Earlier this week, I wrote a blog based on reports that the cable industry is in the process of expanding its already substantial use of fiber. The basic idea is that cable's hybrid fiber-coax approach dominated while the telcos were stuck with a copper-heavy network. Now that Verizon, AT&T and others have leap-frogged cable operators with fiber, the bloom is off the HFC rose.
On Wednesday, Infonetics Research provided further insight into just how the fiber market is evolving. The firm said one use of the material -- gigabit passive optional networks (GPONs) -- grew during the first quarter of 2008 compared to the last quarter of 2007. However, two other approaches, broadband passive optical networks and Ethernet passive optical networks (BPONs and EPONs) slipped, and the overall PON market receded by 3 percent to $417 million.
Though the total value of the market is down, the fact that GPON thrived may be evidence that the sector is experiencing growing pains. GPON is faster than the other approaches, so it is natural that it would thrive while the others struggled.
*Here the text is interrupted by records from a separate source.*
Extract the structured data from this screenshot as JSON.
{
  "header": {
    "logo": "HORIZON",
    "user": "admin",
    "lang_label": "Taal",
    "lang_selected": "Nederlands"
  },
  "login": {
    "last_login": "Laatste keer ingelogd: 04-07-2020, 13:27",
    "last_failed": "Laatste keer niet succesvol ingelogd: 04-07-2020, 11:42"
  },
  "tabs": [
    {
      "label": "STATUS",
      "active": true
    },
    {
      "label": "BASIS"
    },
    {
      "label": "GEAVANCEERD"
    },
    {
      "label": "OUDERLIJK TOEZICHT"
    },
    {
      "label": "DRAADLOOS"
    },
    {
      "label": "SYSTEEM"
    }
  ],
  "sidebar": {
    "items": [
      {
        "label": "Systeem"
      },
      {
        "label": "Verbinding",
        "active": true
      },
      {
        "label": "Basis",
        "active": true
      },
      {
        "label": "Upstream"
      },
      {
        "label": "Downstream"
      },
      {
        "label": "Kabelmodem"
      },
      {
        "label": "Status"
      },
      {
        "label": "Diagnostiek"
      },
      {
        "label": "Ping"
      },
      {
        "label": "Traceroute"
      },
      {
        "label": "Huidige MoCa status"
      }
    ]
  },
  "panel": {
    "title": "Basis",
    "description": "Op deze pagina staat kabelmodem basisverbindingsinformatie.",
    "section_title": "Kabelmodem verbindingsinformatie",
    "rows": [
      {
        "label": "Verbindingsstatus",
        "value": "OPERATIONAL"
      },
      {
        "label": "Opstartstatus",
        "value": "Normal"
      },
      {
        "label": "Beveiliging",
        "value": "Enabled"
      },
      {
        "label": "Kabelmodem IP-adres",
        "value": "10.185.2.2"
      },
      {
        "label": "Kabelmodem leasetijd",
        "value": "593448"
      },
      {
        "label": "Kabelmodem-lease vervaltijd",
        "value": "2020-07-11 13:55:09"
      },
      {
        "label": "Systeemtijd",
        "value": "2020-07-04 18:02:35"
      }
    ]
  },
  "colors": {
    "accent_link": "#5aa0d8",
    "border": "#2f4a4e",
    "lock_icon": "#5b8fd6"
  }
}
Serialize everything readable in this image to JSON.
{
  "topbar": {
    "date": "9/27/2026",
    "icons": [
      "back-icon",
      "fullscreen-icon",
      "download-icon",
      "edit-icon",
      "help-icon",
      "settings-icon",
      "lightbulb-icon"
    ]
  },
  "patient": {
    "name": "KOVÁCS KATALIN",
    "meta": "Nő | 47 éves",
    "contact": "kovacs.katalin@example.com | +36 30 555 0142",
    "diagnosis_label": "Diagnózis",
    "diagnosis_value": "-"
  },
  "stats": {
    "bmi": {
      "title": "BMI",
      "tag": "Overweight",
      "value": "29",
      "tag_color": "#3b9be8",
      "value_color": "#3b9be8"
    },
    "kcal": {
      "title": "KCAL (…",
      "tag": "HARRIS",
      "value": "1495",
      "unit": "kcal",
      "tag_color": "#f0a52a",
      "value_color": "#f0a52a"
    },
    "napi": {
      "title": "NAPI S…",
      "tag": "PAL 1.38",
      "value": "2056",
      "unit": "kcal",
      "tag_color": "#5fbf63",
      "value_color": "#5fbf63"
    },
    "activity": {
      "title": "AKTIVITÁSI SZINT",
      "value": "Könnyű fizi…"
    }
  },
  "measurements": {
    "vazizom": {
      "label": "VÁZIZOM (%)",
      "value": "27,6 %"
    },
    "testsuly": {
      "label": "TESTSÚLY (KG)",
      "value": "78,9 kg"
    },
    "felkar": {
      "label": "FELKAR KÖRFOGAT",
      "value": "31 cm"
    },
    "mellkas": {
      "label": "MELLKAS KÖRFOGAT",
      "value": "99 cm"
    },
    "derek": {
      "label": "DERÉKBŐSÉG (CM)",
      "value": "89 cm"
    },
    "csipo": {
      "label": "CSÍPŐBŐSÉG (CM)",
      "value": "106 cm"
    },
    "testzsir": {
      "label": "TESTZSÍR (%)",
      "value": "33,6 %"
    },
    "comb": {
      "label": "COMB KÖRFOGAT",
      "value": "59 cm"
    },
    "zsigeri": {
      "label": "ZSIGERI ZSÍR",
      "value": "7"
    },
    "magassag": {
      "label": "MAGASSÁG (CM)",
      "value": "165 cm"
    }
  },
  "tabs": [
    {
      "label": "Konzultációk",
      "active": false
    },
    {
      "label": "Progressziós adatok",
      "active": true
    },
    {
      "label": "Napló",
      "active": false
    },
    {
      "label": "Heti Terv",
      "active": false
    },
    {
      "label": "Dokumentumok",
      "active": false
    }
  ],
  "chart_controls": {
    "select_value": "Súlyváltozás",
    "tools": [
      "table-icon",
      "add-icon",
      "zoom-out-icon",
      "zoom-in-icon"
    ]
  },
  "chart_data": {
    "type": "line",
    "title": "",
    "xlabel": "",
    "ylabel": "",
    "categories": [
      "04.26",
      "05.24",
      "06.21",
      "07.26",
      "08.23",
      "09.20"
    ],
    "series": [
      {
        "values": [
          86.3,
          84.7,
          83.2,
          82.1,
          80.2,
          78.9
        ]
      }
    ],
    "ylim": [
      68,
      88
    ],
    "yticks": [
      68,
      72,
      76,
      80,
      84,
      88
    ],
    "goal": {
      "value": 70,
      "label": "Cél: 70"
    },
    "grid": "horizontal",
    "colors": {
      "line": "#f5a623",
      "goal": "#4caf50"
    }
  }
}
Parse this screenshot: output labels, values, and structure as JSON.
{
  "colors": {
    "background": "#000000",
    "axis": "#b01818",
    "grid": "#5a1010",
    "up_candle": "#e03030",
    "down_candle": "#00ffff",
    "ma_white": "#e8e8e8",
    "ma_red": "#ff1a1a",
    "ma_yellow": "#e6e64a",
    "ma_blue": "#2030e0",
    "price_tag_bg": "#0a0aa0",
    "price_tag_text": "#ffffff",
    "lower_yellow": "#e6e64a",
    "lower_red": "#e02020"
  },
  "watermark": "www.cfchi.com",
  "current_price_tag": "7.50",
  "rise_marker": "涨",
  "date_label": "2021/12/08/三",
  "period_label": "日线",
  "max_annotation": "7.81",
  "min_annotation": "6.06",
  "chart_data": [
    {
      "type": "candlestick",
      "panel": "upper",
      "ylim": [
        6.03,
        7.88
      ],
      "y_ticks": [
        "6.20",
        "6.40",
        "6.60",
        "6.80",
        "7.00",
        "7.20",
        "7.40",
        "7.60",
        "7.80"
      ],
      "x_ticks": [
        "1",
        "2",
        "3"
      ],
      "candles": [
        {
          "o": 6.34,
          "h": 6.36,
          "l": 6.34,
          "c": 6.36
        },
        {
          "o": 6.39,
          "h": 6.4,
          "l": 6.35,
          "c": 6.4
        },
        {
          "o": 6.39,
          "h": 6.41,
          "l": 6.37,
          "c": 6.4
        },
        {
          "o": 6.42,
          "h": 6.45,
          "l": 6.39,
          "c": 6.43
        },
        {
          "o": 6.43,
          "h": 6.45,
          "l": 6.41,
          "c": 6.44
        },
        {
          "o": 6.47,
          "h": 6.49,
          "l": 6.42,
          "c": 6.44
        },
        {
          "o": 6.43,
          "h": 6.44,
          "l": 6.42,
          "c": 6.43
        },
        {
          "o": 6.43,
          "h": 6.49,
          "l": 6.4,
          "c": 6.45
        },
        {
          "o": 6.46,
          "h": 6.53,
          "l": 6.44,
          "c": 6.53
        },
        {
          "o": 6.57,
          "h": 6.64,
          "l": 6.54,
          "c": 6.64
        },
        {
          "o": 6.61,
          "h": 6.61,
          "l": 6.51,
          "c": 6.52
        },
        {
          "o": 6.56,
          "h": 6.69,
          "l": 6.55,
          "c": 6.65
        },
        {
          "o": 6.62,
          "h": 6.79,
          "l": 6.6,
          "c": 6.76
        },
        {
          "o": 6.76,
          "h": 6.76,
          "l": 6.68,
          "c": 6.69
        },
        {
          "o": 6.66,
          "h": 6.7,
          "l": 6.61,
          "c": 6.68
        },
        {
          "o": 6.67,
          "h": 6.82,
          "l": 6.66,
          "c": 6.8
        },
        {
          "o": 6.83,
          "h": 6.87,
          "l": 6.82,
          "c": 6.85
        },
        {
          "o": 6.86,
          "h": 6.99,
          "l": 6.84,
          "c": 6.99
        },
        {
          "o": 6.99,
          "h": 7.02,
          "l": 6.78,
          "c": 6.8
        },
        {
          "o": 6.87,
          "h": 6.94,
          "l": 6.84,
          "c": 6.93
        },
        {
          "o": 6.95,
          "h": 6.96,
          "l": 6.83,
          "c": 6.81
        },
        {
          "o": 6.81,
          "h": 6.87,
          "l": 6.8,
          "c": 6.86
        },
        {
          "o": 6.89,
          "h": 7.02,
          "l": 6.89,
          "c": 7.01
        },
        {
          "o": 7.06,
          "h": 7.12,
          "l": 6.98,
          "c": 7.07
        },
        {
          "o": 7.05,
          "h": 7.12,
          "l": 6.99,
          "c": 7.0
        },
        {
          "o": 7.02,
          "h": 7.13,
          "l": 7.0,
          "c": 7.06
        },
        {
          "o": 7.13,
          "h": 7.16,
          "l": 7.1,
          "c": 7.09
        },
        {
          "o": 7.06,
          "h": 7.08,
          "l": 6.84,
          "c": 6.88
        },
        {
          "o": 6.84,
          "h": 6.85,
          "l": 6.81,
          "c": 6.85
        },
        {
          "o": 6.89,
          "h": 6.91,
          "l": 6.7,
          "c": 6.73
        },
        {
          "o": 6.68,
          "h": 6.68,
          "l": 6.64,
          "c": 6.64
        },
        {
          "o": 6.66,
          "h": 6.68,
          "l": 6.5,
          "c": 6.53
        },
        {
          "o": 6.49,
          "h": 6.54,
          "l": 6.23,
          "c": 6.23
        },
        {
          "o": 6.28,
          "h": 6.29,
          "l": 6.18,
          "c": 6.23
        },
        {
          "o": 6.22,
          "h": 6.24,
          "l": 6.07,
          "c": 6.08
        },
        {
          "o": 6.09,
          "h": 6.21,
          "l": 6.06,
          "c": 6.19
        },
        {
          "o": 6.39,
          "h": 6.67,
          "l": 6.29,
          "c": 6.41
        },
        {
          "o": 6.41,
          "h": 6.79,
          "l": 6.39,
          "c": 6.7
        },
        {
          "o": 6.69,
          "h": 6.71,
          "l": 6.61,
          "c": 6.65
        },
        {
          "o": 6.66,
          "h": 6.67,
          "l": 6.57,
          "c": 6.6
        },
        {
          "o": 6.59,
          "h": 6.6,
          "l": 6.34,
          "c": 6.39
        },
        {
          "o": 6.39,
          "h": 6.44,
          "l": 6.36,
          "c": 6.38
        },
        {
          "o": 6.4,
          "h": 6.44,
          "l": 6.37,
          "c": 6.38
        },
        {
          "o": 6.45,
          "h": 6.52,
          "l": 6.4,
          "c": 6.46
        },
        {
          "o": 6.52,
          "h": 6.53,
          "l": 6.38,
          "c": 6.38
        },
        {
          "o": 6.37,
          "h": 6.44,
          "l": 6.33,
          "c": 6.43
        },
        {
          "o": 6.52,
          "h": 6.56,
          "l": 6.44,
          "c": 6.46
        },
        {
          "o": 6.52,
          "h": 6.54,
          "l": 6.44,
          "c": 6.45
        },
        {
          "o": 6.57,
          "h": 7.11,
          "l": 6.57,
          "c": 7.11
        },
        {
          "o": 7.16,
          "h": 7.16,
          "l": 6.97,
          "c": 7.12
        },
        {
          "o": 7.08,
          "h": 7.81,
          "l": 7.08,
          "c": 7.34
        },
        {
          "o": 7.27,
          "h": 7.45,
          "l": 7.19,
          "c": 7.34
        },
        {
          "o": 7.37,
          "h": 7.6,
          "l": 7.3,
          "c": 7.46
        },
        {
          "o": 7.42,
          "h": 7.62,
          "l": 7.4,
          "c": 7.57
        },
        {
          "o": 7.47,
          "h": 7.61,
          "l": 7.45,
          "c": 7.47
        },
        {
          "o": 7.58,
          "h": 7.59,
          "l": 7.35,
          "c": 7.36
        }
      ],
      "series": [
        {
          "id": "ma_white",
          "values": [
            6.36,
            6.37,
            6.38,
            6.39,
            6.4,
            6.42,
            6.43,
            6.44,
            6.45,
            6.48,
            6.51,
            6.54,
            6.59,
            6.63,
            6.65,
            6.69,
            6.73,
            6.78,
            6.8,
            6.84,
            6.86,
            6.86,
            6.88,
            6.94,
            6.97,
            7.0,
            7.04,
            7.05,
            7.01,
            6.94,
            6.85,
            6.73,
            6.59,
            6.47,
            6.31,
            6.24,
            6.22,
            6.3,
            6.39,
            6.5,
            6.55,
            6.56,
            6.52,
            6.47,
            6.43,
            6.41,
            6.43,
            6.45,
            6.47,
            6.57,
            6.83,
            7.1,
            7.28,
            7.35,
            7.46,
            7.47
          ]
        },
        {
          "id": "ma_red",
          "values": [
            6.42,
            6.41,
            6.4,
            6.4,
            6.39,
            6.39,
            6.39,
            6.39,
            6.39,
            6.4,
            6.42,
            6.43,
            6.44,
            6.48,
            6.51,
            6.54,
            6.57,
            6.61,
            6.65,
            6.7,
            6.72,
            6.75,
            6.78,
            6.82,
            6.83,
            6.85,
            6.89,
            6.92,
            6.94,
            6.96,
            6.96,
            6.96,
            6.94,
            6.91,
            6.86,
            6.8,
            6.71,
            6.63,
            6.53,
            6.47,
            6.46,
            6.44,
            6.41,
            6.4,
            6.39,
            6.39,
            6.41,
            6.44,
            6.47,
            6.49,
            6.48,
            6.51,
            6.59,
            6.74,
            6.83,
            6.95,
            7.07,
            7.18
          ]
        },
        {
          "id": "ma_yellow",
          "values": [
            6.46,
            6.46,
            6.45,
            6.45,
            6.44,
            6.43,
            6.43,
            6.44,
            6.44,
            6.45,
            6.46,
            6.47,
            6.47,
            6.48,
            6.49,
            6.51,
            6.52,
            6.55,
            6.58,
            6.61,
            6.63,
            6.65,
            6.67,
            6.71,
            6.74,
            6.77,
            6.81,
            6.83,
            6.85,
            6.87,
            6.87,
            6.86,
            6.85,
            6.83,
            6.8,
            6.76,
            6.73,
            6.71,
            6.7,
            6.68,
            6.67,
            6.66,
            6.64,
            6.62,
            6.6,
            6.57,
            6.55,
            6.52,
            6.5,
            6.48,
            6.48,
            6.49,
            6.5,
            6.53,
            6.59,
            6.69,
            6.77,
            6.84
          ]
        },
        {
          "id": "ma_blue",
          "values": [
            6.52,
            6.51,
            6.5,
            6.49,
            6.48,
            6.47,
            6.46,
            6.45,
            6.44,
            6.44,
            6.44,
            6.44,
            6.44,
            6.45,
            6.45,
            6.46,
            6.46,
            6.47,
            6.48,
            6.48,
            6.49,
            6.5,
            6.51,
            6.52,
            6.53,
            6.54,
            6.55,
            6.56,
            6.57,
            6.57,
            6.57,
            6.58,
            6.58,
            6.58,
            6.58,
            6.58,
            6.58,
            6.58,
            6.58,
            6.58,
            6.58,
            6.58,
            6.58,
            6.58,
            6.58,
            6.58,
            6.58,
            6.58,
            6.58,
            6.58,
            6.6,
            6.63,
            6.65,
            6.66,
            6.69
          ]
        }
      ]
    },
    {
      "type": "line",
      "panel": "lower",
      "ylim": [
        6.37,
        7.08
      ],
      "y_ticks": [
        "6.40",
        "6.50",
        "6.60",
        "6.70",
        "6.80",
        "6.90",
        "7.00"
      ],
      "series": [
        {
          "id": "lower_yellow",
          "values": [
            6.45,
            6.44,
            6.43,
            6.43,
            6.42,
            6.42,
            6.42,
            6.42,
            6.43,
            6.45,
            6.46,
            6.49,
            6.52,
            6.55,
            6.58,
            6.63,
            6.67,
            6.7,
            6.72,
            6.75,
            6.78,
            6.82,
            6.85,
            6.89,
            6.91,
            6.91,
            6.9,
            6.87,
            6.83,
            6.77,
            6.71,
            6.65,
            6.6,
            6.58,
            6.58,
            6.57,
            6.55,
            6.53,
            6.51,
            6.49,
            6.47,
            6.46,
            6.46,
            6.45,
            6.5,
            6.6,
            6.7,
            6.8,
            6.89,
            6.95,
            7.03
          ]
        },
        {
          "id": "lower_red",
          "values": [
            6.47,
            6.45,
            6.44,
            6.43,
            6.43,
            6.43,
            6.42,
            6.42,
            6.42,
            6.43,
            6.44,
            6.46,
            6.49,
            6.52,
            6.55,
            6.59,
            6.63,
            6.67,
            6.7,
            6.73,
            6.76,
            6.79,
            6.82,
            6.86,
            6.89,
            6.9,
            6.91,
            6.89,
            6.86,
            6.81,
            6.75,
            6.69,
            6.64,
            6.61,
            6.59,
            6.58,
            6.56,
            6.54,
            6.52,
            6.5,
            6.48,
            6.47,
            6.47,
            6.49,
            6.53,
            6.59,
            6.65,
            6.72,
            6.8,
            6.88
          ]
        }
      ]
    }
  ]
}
Light Reading's look at the PON market in 2008 forecasts growth. The press release says demand is rising and, because of intense competition, prices are shrinking. The writer mentions South Korea and Japan as two heavy sources of demand and suggests that wavelength division multiplex PON (WDM PON) and 10-Gigabit Ethernet PON (GePON) are approaches to watch. The release includes a rating of the top vendors and delineates what customers look for in a supplier.
Dittberner also took a look at the fiber market this month. It said FTTH shipments reached 1.9 million ports, an 11 percent quarterly and 33 percent year-over-year rise. The release points out, however, that the increases fell short of its predictions. The release describes how each subgroup -- such as GPON, BPON and GePON -- performed.
Demand is a given in all these reports, and a report released this week suggests why. The Baller Herbst Law Group says it would be prudent for the United States to make 100 Mbps of capacity available to users by 2012 and 1 Gbps by 2015.
That's a lot of bandwidth in a hurry. The rationale, as outlined by Ars Technica, is based on the fact that the United States is significantly behind other nations in average speeds, and that disparity is threatening to explode. The report writers compare the situation to the early development of electricity. In those days, communities considered electricity a key for municipal survival, and set up their own power utilities, if necessary. The firm says that the same thing could happen for advanced broadband and that public/private partnerships are the best approach. Tackling the problem will involve deploying a tremendous amount of fiber, no matter which entity owns it.